Source information section start

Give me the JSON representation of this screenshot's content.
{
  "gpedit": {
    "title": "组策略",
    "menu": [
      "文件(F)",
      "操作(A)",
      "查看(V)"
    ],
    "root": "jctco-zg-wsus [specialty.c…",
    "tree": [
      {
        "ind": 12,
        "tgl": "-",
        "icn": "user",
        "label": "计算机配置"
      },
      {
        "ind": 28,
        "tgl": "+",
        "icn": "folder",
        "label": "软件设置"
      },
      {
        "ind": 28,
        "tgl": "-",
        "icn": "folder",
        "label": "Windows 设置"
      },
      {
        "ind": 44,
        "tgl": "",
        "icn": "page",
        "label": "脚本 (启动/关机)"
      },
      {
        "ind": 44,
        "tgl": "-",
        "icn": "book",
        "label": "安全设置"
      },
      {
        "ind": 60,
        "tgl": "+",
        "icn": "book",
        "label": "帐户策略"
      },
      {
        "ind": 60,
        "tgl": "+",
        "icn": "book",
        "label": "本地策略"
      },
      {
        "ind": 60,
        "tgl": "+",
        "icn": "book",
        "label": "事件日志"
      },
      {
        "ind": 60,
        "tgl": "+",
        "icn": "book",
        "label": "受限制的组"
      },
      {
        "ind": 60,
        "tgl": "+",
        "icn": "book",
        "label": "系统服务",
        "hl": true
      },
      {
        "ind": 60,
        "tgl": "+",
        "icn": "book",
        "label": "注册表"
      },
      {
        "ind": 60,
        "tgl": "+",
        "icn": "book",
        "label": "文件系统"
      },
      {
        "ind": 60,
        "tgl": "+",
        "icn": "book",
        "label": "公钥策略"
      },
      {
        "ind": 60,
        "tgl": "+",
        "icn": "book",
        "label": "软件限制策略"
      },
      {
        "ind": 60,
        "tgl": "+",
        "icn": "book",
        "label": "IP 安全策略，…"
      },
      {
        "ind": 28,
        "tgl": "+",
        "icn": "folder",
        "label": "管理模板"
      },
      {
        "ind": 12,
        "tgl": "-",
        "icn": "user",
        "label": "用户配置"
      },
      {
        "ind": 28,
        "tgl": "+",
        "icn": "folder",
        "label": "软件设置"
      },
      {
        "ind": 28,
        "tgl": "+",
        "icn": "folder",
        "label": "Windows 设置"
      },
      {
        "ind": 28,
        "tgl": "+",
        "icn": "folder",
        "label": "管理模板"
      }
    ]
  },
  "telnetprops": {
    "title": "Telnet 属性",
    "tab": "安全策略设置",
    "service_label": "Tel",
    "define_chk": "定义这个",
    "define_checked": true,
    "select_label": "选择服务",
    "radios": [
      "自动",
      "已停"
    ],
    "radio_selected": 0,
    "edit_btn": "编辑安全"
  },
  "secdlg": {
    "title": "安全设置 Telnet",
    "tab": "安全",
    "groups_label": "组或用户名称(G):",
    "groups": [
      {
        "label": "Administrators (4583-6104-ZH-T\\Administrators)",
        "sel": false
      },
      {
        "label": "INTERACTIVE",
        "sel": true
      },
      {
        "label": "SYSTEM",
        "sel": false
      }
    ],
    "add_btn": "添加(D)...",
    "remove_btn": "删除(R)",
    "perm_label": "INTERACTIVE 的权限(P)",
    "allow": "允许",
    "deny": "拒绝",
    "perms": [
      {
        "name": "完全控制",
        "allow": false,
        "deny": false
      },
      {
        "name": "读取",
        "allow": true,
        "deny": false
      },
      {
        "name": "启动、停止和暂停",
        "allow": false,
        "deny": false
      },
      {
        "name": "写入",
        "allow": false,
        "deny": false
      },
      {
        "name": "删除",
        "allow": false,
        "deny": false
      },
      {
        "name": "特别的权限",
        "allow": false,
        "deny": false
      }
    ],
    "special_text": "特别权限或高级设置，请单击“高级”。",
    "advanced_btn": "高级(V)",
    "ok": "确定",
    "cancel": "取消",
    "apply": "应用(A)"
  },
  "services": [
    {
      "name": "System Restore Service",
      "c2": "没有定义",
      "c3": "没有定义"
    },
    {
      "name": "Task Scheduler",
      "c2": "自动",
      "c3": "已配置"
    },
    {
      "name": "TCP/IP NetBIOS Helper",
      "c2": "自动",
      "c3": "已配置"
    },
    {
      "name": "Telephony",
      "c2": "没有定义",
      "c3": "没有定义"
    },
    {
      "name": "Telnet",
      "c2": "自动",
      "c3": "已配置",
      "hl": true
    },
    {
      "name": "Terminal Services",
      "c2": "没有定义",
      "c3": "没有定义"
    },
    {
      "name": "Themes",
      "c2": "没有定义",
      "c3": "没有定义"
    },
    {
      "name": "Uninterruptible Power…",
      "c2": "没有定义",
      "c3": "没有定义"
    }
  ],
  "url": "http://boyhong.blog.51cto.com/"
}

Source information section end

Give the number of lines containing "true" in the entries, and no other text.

Task answer: 5